Brits are willing to ditch meat to make their partners happy, according to new research.
Plant-based food brand The Fry Family Co polled 2,000 people to find out why they'd decided to stop eating meat.
Eighteen per cent of study participants said they changed their diet to support their partners. Sixteen per cent said their children requested the change and 19 per cent said they were convinced by friends to change their diet.
The research results reveal that one-third of the people said they would have kept eating meat if they weren't in a relationship with a vegan or vegetarian. 34 per cent admitted they were to missing bacon, chicken and sausages at dinner time
The study also shows that encouragement from family and friends were the most important factors for the transition. One-third of the participants said that they wouldn't have gone vegan if they had not received encouragement from their partners.
The company's representative Tammy Fry, said: "Our research shows that when it comes to trying out a plant-based diet, encouragement from partners, family and friends can be really helpful.
"Whether it's sharing experiences, advice or handy meal tips, talking to loved ones about the benefits of swapping to a meat-free diet can go a long way in encouraging others to reduce their meat or dairy consumption."
"When it comes to taking steps towards a meat-free diet, it doesn't have to be 'all or nothing' - you can simply start by making easy swaps once or twice-a-week."

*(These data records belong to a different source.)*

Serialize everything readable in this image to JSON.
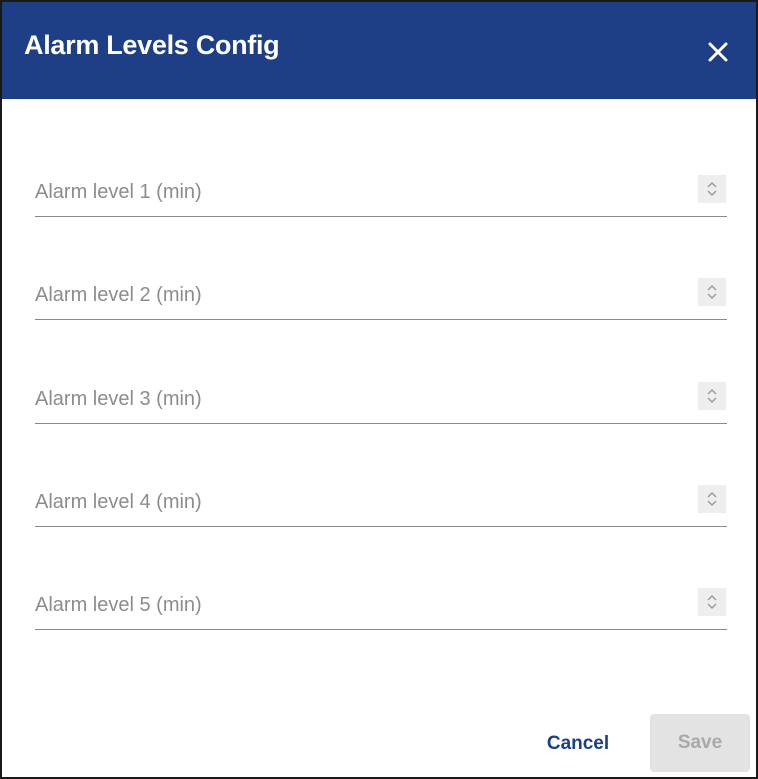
{
  "dialog": {
    "title": "Alarm Levels Config",
    "close_icon": "close-icon",
    "colors": {
      "header_bg": "#1e3f86",
      "title_text": "#ffffff",
      "primary": "#1e3f86",
      "disabled_bg": "#e3e3e3",
      "disabled_text": "#a9a9a9"
    }
  },
  "fields": [
    {
      "placeholder": "Alarm level 1 (min)",
      "value": "",
      "icon": "stepper-icon"
    },
    {
      "placeholder": "Alarm level 2 (min)",
      "value": "",
      "icon": "stepper-icon"
    },
    {
      "placeholder": "Alarm level 3 (min)",
      "value": "",
      "icon": "stepper-icon"
    },
    {
      "placeholder": "Alarm level 4 (min)",
      "value": "",
      "icon": "stepper-icon"
    },
    {
      "placeholder": "Alarm level 5 (min)",
      "value": "",
      "icon": "stepper-icon"
    }
  ],
  "actions": {
    "cancel_label": "Cancel",
    "save_label": "Save",
    "save_disabled": true
  }
}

"It's never been easier to introduce meat-free options into your diet without compromising the taste, or quality, of your meal," she added.
It is relatively easy to follow a meat-free diet these days. There are more meat alternatives options available in the shops. Brands and producers improve the texture and flavour of products to mimic traditional meat perfectly.
According to the study, 80 per cent of those who made a diet change found it easier than expected. Additionally, more than a half (53per cent) say they are feeling healthier and have more energy.
Only thirty-four per cent of those polled said they missed chicken, bacon and sausages at dinner time. Twenty-eight per cent admitted it was hard to find good takeaway veggie options.
Tammy Fry added: "Our research has revealed that those who follow a plant-based diet feel healthier, have more energy, and most importantly, found the change in the diet far easier to adapt to than they could have imagined.
We're keen to encourage as many people as possible to try going meat-free, even if it's just making an easy swap once or twice a week."